The Holistic Approach<p>Although most suggested eczema treatments are topical, managing symptoms can also include focusing inward. "Your skin is like a mirror of what's happening inside your body," says holistic nutritionist Kristi Acuña, owner of the Holistic Nutrition Center in Newport Beach, California. When she sees a client for skin concerns (she's guided several dancers), she examines their diet and personal products to get to the root of the problem. "The body is like an onion, and the skin is only the top layer," she says.</p><p>Smith notes that stress has a big effect on her flare-ups, which Shahriari, Pruzan-Clain and Acuña say is common among patients and clients. "Being a professional dancer comes with its share of stressors," says Smith. "When I get stressed-out, I find myself itching a lot more, which, of course, leaves me with bigger patches of eczema."</p>
American Midwest Ballet dancer Rachel Smith takes a moment to roll out and de-stress.
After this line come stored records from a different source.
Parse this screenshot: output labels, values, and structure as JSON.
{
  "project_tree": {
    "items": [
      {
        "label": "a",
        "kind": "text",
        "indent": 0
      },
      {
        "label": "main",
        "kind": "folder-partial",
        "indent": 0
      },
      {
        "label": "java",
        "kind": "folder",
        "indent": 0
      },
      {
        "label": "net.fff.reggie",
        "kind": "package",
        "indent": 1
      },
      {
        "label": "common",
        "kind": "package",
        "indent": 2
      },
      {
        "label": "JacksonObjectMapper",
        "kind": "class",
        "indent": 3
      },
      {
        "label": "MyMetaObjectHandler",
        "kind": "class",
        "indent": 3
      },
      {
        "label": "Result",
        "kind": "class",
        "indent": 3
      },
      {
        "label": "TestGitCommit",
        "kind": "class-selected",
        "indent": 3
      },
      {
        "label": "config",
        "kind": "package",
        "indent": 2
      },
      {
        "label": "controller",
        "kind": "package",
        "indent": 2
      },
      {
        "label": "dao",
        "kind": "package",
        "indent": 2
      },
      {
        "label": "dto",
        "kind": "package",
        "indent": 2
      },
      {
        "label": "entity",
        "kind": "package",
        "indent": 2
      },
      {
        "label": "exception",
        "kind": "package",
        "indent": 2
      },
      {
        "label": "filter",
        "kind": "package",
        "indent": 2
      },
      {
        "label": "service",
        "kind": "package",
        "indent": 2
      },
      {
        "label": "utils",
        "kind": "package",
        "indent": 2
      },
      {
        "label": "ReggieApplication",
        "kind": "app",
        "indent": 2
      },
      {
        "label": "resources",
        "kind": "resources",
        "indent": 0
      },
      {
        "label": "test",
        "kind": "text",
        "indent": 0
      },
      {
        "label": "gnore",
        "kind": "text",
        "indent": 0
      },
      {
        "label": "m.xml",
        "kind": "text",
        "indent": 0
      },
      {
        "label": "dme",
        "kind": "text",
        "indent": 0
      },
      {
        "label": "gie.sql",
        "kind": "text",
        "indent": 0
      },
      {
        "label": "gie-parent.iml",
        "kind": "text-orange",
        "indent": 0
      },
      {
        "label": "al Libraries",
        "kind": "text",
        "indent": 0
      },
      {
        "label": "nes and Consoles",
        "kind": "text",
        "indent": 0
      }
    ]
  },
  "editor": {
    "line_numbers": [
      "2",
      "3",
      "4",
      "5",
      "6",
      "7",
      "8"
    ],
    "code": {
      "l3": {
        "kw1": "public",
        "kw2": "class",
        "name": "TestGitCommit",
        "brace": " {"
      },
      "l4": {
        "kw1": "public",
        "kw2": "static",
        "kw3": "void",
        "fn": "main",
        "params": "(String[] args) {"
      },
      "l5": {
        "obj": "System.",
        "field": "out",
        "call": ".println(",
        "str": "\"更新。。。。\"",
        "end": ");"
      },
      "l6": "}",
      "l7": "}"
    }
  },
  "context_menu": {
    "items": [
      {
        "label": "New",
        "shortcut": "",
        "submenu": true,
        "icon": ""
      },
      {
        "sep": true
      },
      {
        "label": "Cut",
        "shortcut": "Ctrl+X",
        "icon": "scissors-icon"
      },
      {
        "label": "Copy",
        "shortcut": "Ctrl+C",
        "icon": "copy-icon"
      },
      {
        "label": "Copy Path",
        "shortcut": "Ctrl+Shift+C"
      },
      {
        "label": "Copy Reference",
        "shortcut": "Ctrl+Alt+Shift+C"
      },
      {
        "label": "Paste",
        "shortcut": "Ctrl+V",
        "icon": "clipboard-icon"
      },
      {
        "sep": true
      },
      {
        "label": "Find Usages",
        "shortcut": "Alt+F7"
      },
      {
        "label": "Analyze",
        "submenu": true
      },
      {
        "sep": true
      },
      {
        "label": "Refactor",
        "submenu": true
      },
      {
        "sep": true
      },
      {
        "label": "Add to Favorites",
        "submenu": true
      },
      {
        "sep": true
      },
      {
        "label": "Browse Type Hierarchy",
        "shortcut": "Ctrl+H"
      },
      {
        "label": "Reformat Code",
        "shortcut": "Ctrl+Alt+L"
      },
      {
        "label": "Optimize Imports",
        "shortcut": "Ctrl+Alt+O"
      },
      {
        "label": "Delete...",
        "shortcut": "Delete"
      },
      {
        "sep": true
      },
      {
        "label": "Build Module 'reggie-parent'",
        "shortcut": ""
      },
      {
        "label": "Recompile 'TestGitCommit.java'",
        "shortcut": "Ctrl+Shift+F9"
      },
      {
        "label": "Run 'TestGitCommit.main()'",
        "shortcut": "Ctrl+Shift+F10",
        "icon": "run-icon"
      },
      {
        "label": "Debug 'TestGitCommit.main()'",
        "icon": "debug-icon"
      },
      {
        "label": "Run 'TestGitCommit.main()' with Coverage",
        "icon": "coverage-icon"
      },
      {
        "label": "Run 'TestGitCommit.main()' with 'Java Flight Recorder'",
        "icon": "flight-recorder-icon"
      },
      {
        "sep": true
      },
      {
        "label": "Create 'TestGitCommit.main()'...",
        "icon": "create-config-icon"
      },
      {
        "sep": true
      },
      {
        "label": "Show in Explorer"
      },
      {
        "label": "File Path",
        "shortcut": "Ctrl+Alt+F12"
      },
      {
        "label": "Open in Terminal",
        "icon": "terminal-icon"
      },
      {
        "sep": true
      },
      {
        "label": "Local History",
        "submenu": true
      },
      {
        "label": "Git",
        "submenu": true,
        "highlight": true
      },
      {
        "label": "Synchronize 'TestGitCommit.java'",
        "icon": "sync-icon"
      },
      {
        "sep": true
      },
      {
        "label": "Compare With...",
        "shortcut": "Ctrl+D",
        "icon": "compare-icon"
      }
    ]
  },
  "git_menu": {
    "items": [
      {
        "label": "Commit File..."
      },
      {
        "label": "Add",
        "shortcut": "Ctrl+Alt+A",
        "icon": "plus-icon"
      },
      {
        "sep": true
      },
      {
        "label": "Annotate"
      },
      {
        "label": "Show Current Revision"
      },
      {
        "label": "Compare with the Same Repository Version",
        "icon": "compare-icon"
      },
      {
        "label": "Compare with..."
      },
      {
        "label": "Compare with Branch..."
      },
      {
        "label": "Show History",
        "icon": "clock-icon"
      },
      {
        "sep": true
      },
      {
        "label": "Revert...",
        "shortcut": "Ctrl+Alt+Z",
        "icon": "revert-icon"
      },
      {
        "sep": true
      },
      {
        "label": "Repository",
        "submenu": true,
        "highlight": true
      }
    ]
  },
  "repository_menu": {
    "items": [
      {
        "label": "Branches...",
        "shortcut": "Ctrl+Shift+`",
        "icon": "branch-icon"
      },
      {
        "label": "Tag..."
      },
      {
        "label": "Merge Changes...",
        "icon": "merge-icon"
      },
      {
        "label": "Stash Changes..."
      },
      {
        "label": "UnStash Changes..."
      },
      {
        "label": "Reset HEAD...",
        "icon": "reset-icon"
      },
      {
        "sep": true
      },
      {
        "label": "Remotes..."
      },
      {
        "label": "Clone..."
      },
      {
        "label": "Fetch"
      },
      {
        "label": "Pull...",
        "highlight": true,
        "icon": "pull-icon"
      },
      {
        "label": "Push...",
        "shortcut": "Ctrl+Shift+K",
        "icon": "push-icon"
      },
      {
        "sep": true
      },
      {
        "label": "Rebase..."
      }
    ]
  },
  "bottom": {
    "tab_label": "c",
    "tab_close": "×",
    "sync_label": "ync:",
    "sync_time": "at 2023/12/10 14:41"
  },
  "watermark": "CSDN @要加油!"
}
Courtesy American Midwest Ballet<p>Practicing mindfulness and breathing techniques, and setting up a regular calming ritual, can help reduce the effects of stress. At the studio, says Acuña, "keep snacks on hand so you're balancing your blood sugars throughout the day." Staying hydrated and getting, ideally, eight hours of sleep are additional ways to support effective body function by lowering stress levels.</p>